Better the powers that be at the Food Network had watched Jamie Oliver's incredibly moving and charming 15, a series he produced about looking for young, inexperienced disadvantaged kids to teach and then help him man the kitchen of a world-class kitchen. That experiment turned out to be an emotional and rousing success. Oliver's experiment now has 15 outposts in several cities in Great Britain and Europe and Australia. Here young and equally inept kids were trained to become chefs, thereby giving them useful and productive careers. They entered the program having never eaten an oyster (the very thought of which made some of them heave). Their youthful self-absorption and ignorance was as appalling as it was amusing. But Oliver never condescended to them and often went out of his way to help them understand the mission. He was strict, demanding that they attend the classes and be serious about what they were doing. But he also gave second, third and fourth chances to several of the kids who couldn't seem to show up or take the program seriously, and he was pained by the process. His determination and support was inspiring. The kids themselves were an entertaining bunch, blunt about things they didn't like about food, and often very funny.

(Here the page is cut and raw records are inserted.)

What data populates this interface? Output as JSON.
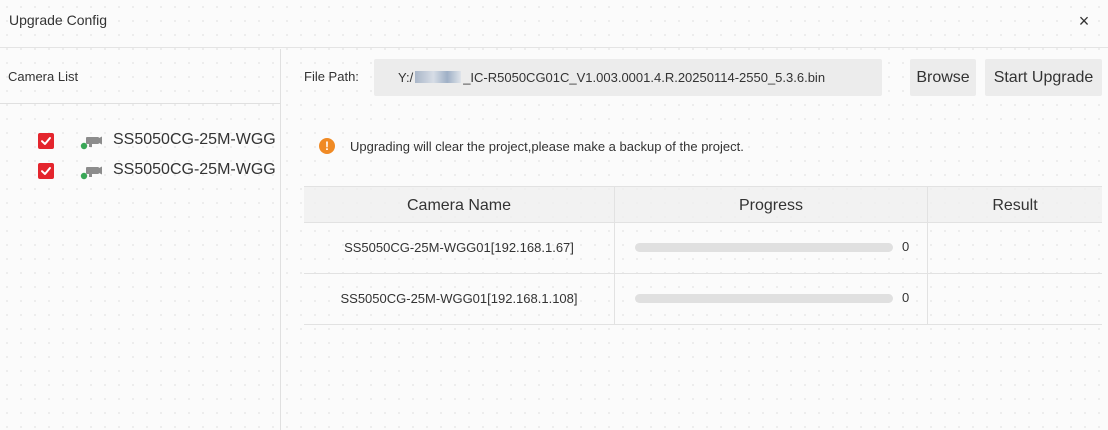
{
  "window": {
    "title": "Upgrade Config",
    "close_glyph": "×"
  },
  "left_panel": {
    "header": "Camera List",
    "cameras": [
      {
        "label": "SS5050CG-25M-WGG",
        "checked": true,
        "icon": "camera-icon"
      },
      {
        "label": "SS5050CG-25M-WGG",
        "checked": true,
        "icon": "camera-icon"
      }
    ]
  },
  "file_path": {
    "label": "File Path:",
    "prefix": "Y:/",
    "suffix": "_IC-R5050CG01C_V1.003.0001.4.R.20250114-2550_5.3.6.bin"
  },
  "buttons": {
    "browse": "Browse",
    "start_upgrade": "Start Upgrade"
  },
  "warning": {
    "icon": "!",
    "text": "Upgrading will clear the project,please make a backup of the project."
  },
  "table": {
    "headers": [
      "Camera Name",
      "Progress",
      "Result"
    ],
    "rows": [
      {
        "name": "SS5050CG-25M-WGG01[192.168.1.67]",
        "progress": 0,
        "progress_label": "0",
        "result": ""
      },
      {
        "name": "SS5050CG-25M-WGG01[192.168.1.108]",
        "progress": 0,
        "progress_label": "0",
        "result": ""
      }
    ]
  },
  "colors": {
    "checkbox": "#e4252d",
    "warning": "#f08a24",
    "camera_icon_body": "#8c8c8c",
    "camera_icon_status": "#3aa757"
  }
}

I could very easily see Burrell and MacMillan creating their own food school. Burrell is a talented chef with a good TV personality, and her show about cooking like a chef is an agreeable way to spend a half hour of your TV-watching time. I'm not sure I'd ever watch Beau MacMillan again. But his gruff toughness would have worked in such a program.

But the bigger question is why should we care about a show fooling a bunch of foodie types? As the pressure mounts on these contestants, they have mini-nervous breakdowns, often resorting to tears. Where's the fun in that? The only genuine moment in the show is one of the contestant's desire to be able to cook properly for her children. All the rest of it is nonsense.

When I watch a cooking show, I want to learn something, expand my skills. I still expect to entertained the way a great teacher can transport a class. Lidia Bastianich, Jacques Pepin, Sara Moulton, Ina Garten, and the mother of them all--Julia Child, are very entertaining, inspiring cooking teachers and television personalities. But we live in a nervous era of short attention spans and a determination to cook, if we must, in 20 minutes or less.

The Food Network has tried, without success to find their own version of "Top Chef". Let me be among those who deliver to them more bad news. Keep looking.


  1. Greg, I couldn't agree with you more. Shaming hapless cooks is not entertainment. This show is trying to copy a formula that just doesn't work here. Beau MacMillan is mean and small. It might work on "What Not to Wear" but not in "Worst Cooks in America".

  2. I started watching the show...a bit too painful for me. I thought the focus of the Food Network was to give insight, encouragement, educate and entertain. They did encourage me to change the channel!

  3. I watched for about 3 minutes and switched to the Travel Channel. Maybe the cooking shows should use a few mini replays on techniques so that beginners can grasp them.